Too much reading lately, and not enough writing, but I'm not really complaining. Reading is the best procrastination tool I know!
Kiss & Blog - Alyson Noel: Most definitely a book for teen girls. The familiar story of two girls who want to make it into the "in" group; one does, and drops the other like a hot potato. Dropped friend gets revenge via a blog that reveals the other's embarrassing secrets. Once I got past the constant use of "like" and other current language hiccups, it was a nice read. I am definitely not the target readership for this book! But I can imagine thousands of 13-14 year olds who will love it.
The Third Victim - Lisa Gardner: I'm a recent fan of Lisa G's books, and love to go back and re-read bits to see what she's doing. This book involves a school shooting by a teenage boy, but all is not what it seems. Rainie, the small-town cop who investigates, is aided and annoyed by out-of-town FBI and state police, but she has her own dark past to confront. What I also like about Lisa G's books is the way in which she holds back information to increase tension. Not everything has to be laid out straight away, but the twists in the story are worked in at just the right places.
Twilight - Stephanie Meyer: OK, I'm going to get abuse hurled at me from around the world, but this just didn't grab me. (Meyer's vampire trilogy is famous right now because the third one scored a million-copy print run.) I tried very hard to overcome my dislike of vampire stories - caused by having a number of students a few years ago who were writing really, really bad vampire novels - but by page 90 I was totally over the main character's awe and astonishment at Edward's beauty. In fact, I started itching to grab a red pen and cross out every time she mentioned the words beauty, marble, astonishing, gorgeous, etc. And I thought if she lost her breath one more time (or her breath caught in her throat) at his beauty, she was probably going to keel over and die.
This is a romance. With a vampire. Meyer has rewritten a few of the traditional rules about vampires, which helps to make it a little less predictable.
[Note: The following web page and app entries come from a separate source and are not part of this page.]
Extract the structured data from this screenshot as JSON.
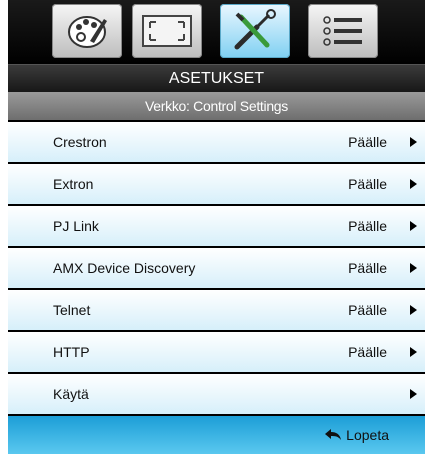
{
  "tabs": [
    {
      "name": "image-settings-icon"
    },
    {
      "name": "display-settings-icon"
    },
    {
      "name": "setup-tools-icon"
    },
    {
      "name": "options-list-icon"
    }
  ],
  "header": {
    "title": "ASETUKSET"
  },
  "subheader": {
    "title": "Verkko: Control Settings"
  },
  "menu": {
    "items": [
      {
        "label": "Crestron",
        "value": "Päälle"
      },
      {
        "label": "Extron",
        "value": "Päälle"
      },
      {
        "label": "PJ Link",
        "value": "Päälle"
      },
      {
        "label": "AMX Device Discovery",
        "value": "Päälle"
      },
      {
        "label": "Telnet",
        "value": "Päälle"
      },
      {
        "label": "HTTP",
        "value": "Päälle"
      },
      {
        "label": "Käytä",
        "value": ""
      }
    ]
  },
  "footer": {
    "exit_label": "Lopeta"
  },
  "colors": {
    "accent": "#1c9ed7",
    "row_tint": "#d6effa"
  }
}
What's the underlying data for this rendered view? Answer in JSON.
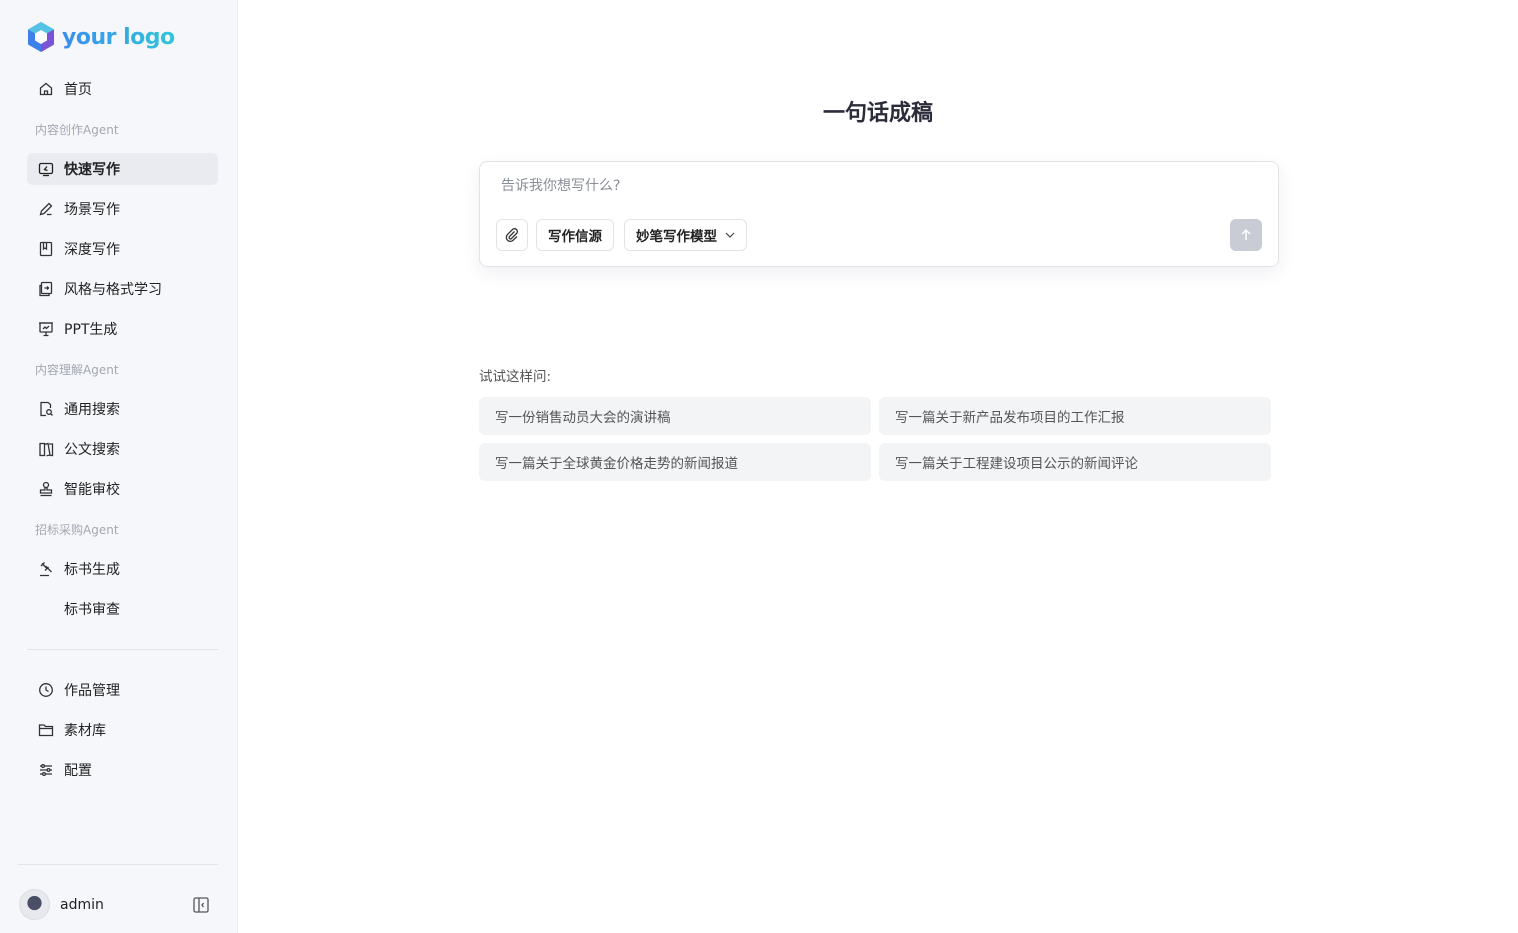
{
  "brand": {
    "logo_text": "your logo"
  },
  "sidebar": {
    "home": "首页",
    "sections": [
      {
        "label": "内容创作Agent",
        "items": [
          {
            "label": "快速写作",
            "icon": "edit-window-icon",
            "active": true
          },
          {
            "label": "场景写作",
            "icon": "pen-icon"
          },
          {
            "label": "深度写作",
            "icon": "book-icon"
          },
          {
            "label": "风格与格式学习",
            "icon": "doc-transfer-icon"
          },
          {
            "label": "PPT生成",
            "icon": "presentation-icon"
          }
        ]
      },
      {
        "label": "内容理解Agent",
        "items": [
          {
            "label": "通用搜索",
            "icon": "doc-search-icon"
          },
          {
            "label": "公文搜索",
            "icon": "book-open-icon"
          },
          {
            "label": "智能审校",
            "icon": "stamp-icon"
          }
        ]
      },
      {
        "label": "招标采购Agent",
        "items": [
          {
            "label": "标书生成",
            "icon": "gavel-icon"
          },
          {
            "label": "标书审查",
            "icon": ""
          }
        ]
      }
    ],
    "bottom_items": [
      {
        "label": "作品管理",
        "icon": "clock-icon"
      },
      {
        "label": "素材库",
        "icon": "folder-icon"
      },
      {
        "label": "配置",
        "icon": "sliders-icon"
      }
    ],
    "user": {
      "name": "admin"
    }
  },
  "main": {
    "title": "一句话成稿",
    "input_placeholder": "告诉我你想写什么?",
    "source_button": "写作信源",
    "model_select": "妙笔写作模型",
    "try_label": "试试这样问:",
    "suggestions": [
      "写一份销售动员大会的演讲稿",
      "写一篇关于新产品发布项目的工作汇报",
      "写一篇关于全球黄金价格走势的新闻报道",
      "写一篇关于工程建设项目公示的新闻评论"
    ]
  },
  "colors": {
    "active_bg": "#e9ebf1",
    "sidebar_bg": "#f6f7fb",
    "send_disabled": "#c9ccd4"
  }
}
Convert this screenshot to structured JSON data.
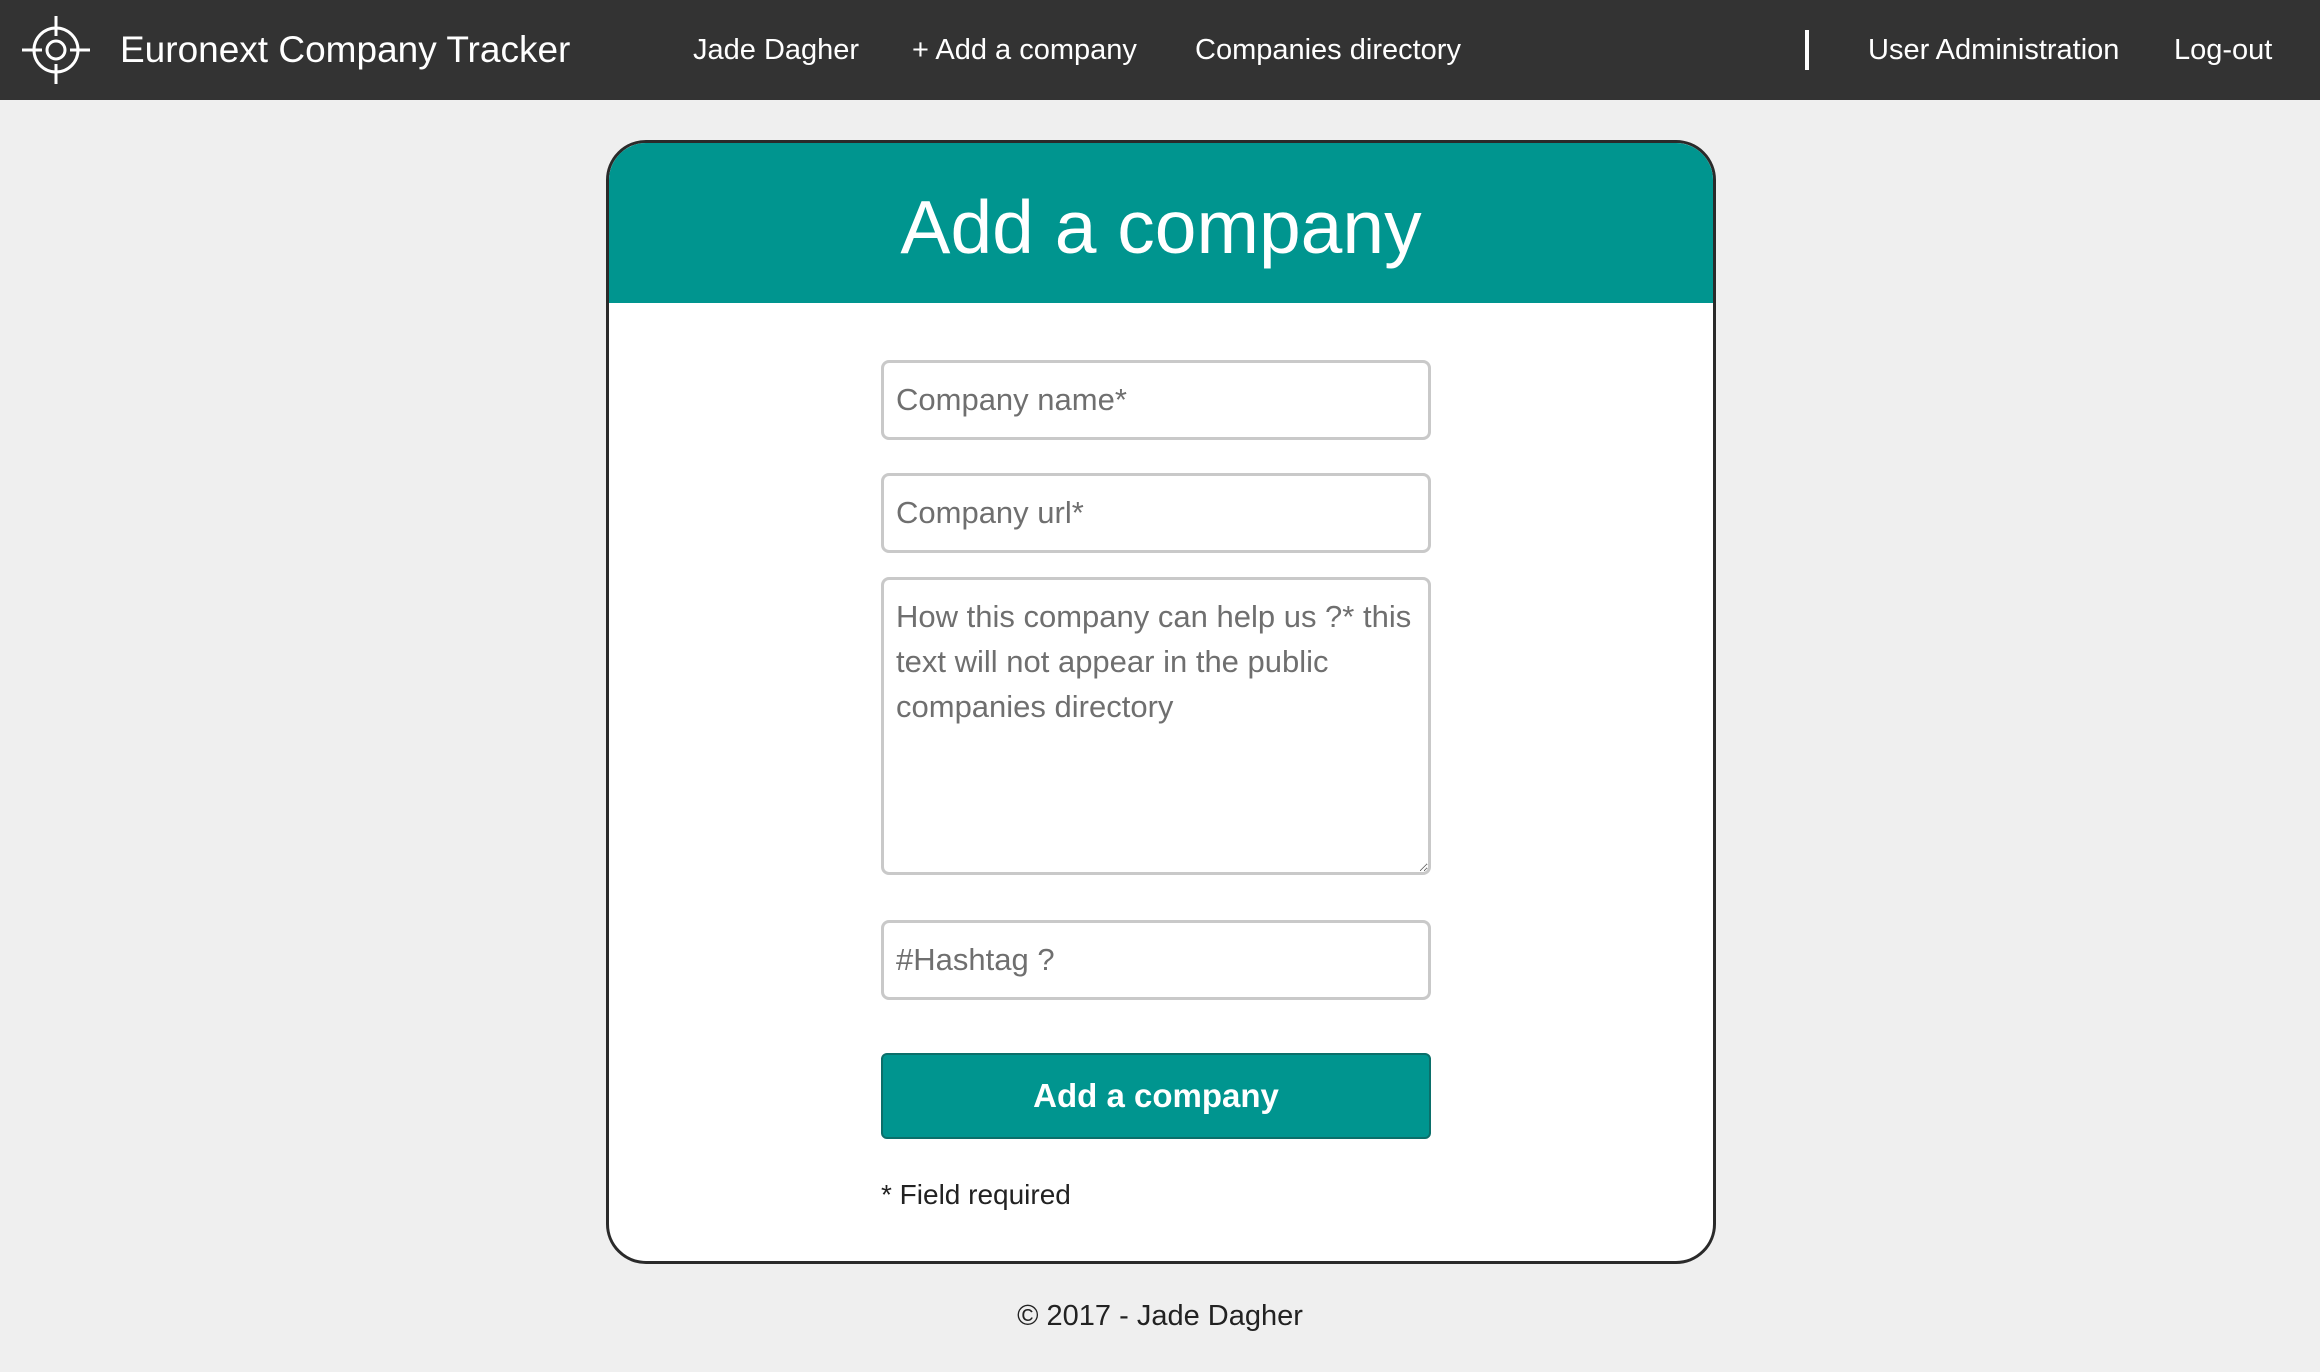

There was only one part where I really felt any sense of tension in the story, but I can't tell you where because it will ruin the book if you plan to read it. And I have the other two books to go yet... But they are still worth reading, if only so I can think about why they are so popular.
Promise Me - Harlan Coben: Coben has a main character who is a little different from most crime investigators. Myron is a rep for sports stars and celebrities, but you see little of this in Promise Me. Myron makes the mistake of giving a friend's daughter a ride home one night, but then the girl goes missing. Another missing girl comes into the equation, and Myron investigates both (he's a suspect for a while). Coben is a good writer, but not a favourite of mine. Somehow Myron never really comes alive for me. He always seems a bit "manufactured". Maybe it's the sports rep thing - I just want a PI or a policeman/woman. Too traditional of me.